Final Exams: Love Them or Hate Them?
Our school allows all students with an A average to be exempt this year! It used to be only seniors had this privilege. Our district is trying to move to a Mastery Based Learning approach, but we are in between, and so final exams are still a requirement. So how can we review?
1. Find A Partner
My first recommendation for creating an effective final exams review is to partner up with a trusted colleague who is teaching the same course as you. Not everyone has this luxury, and if you don’t, maybe you could create a trade deal. It could be that you will make the Year 2 review materials and a colleague will make the Year 1 Review Materials, and you will share!
It saves a lot of time!
2. Study Guide
The first step to a successful review for Final Exams is to create a study guide. A great study guide should include:
-An explanation of the parts of the exam: Break down the skills and topics of the different sections of the exam. These are often skills like reading, writing, listening and speaking.
-What format the questions will be in for each section. (MCQ, multiple choice, recording, etc.)
-What topic each section will focus on (travel, accidents and injuries, etc.)
-How many points each section is worth
-The rubrics that will be used (if appropriate)
Next include a table listing the specific things they need to know on this exam. This is where I spell out what tenses they will see, hear or write in, what vocabulary they should review.
I also include where to find the study materials they need. I give a print out of all grammar notes and vocab lists during the year, but I also post them in Google Classroom. This year, I created a new topic for Final Exam and I moved all of these study materials (along with Quizlets) to that heading for one-stop shopping!
Last, I create a list of suggestions for HOW TO review for Final Exams. High school students generally are not used to studying for large or cumulative exams. My high school sophomores have never taken a Final Exam because of Covid. They need to learn the study skills that will create a successful experience with a Final Exam.
Next I create a Review Packet! Spoiler alert: Instead of spending HOURS re-inventing the wheel, a lot of what I include in this packet are things I recycle from other points in the school year. Here are some suggestions that my students asked me to include:
–Mad Minute conjugating practice
-Vocab Lists with the Spanish words taken out (so they can fill them in and test themselves)
-A practice listening (with questions that mimic the format on the exam)
-A practice reading (with questions that mimic the format on the exam)
-short writing prompts with vocab suggestions given
I always reserve at least one day in class for students to work on this packet before the exam. I decided to post it electronically this year because A) it was long and B) I was able to link in websites and Google Forms for listening and reading activities I had already created for earlier in the year, and was recycling!
If you’re ambitious, you can create an answer key to go with it!
Let’s face it: Review packets can be effective, yet dull! I always reserve one day right before exams to play vocab Bingo! It’s so much fun!!! I give all students a blank Bingo sheet. I give them all a list of terms (high frequency words from the themes we’ve studied this year). They create their own Bingo card with words they need to review.
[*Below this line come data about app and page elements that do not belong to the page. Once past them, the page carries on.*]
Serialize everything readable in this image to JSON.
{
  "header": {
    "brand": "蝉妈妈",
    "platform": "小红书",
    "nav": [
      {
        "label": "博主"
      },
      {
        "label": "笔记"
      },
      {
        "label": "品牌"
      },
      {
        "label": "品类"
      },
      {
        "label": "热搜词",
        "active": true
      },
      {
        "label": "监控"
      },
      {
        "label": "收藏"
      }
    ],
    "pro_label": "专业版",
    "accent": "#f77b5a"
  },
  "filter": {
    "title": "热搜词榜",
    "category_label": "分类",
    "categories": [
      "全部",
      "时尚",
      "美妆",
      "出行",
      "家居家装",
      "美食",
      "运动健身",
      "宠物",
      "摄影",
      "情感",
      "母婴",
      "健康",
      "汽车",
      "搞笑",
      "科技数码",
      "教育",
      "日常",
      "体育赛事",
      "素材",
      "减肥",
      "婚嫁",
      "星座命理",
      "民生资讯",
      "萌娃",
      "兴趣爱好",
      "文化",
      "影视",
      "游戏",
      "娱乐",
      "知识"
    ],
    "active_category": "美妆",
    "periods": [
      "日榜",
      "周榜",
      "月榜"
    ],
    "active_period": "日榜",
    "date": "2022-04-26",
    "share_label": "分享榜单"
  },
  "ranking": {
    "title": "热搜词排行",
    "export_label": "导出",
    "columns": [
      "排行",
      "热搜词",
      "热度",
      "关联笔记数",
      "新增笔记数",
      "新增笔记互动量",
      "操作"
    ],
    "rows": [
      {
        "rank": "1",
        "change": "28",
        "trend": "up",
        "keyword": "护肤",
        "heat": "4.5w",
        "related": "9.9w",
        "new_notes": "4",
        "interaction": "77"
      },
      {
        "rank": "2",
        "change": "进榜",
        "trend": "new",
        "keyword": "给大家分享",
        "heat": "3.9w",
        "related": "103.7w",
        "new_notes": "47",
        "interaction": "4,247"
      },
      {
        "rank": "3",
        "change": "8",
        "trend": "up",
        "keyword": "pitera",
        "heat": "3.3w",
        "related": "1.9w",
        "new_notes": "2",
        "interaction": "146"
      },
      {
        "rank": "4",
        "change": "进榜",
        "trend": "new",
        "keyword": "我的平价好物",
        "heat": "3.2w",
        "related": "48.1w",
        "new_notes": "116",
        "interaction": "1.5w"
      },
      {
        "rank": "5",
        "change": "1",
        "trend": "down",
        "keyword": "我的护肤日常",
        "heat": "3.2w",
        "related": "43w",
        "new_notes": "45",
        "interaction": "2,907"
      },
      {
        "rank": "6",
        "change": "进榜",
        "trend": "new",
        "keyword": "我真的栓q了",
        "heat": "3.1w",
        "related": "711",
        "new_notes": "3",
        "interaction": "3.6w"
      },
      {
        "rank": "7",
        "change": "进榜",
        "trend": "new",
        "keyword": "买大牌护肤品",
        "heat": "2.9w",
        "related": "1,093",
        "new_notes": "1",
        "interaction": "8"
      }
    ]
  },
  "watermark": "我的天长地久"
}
When I call Bingo, I use the English word and make them translate it. They are allowed to ask if they’re not sure. It’s a fun way to personalize review for individuals, and prizes never hurt!
Digital Escape Room
My last suggestion is a Digital Escape Room! There are so many ways to create one of these! It would be possible to practice just about anything using this technique. They can be time-consuming to create, and there is a learning curve involved. But they are so engaging to students!
I plan to use THIS ONE that I created for students who do not need to take the exam because they are exempt. The premise is that a thief broke into the Barcelona Soccer Museum and stole Leo Messi’s jersey and cleats. Students must solve clues to help find the missing items. The clues take them on a journey throughout Spain, and they learn about different aspects of Spanish culture, geography, architecture, etc. It’s not specific to certain skills or vocabulary we learned this year, but it highlights some of the awesome things about Spain! It will be perfect for kids who need to be in class, but don’t need to complete a review packet!
Spanish Verb Conjugating: Minuto Loco Print or Digital!
Spanish Digital Escape Room for Any Level: Spanish and English Versions!
Spanish Slang Bundle! Fun Resources!